st; 1 prize: The new iPad 2 (64gb with wifi/3G)
; Two runner‟s up will each receive a the new iPad 2 (32gb with wifi/3G)
The winning essay will also be published in the Castan Centre‟s semi-annual newsletter.
Award Ceremony and the Great Law Week Debate
The Essay competition will be officially launched during the Great Law Week Debate, on 18 May 2011 from 6-7:30pm. The debate will be held at the BMW Edge, in Federation Square, Melbourne.
We encourage students to attend the debate where they will see esteemed members of the legal community, in this often humorous debate, address the same topic as the essay competition. Please rsvp for the debate by Friday 13 May to firstname.lastname@example.org or 03 9905 2630.
Winners, their families and nominated teachers will be invited to attend the awards ceremony to be held during the Monash University Education Matters week, tentatively scheduled for the third week of September. More details about the awards ceremony will be available on the competition website.
Submission process and deadline
; Essays must be submitted by 5pm on 27 June 2011.
; Essays must be accompanied by an official application form available on the website
at www.law.monash.edu.au/castancentre/cc-human-writes and sent to:
Human Rights Essay Competition
Castan Centre for Human Rights Law
Monash University, Vic 3800
Or emailed to email@example.com
Contacts and Other Information
The Competition Website The Website contains downloadable copies of this kit and the entry form, and other
www.law.monash.edu.au/castancentre/cc-human-writes Competition Inquiries

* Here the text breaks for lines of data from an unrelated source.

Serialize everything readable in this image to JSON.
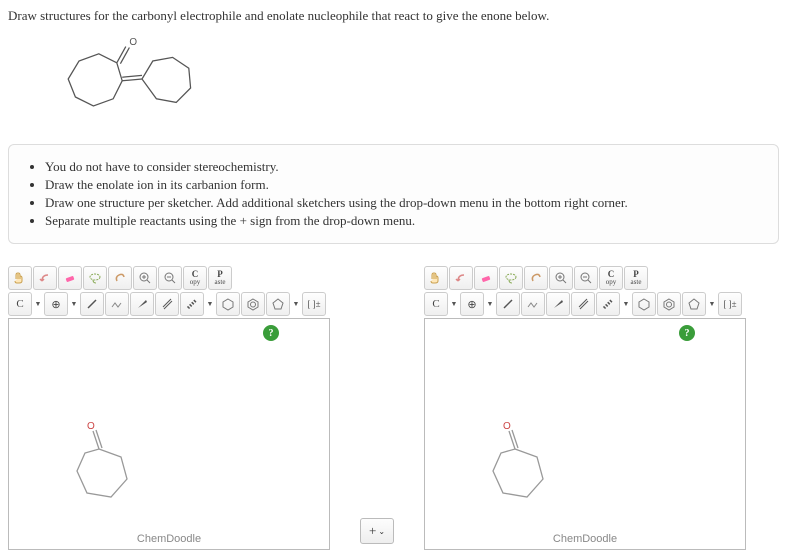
{
  "question": "Draw structures for the carbonyl electrophile and enolate nucleophile that react to give the enone below.",
  "instructions": [
    "You do not have to consider stereochemistry.",
    "Draw the enolate ion in its carbanion form.",
    "Draw one structure per sketcher. Add additional sketchers using the drop-down menu in the bottom right corner.",
    "Separate multiple reactants using the + sign from the drop-down menu."
  ],
  "toolbar": {
    "copy_top": "C",
    "copy_sub": "opy",
    "paste_top": "P",
    "paste_sub": "aste",
    "atom_c": "C",
    "brackets": "[ ]±"
  },
  "sketcher": {
    "footer": "ChemDoodle",
    "help": "?"
  },
  "plus_menu": "+"
}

Phone: (03) 9905 3318
The Castan Centre
Castan Centre for Human Rights Law Building 12
Monash University Vic 3800 Phone: (03) 9905 3327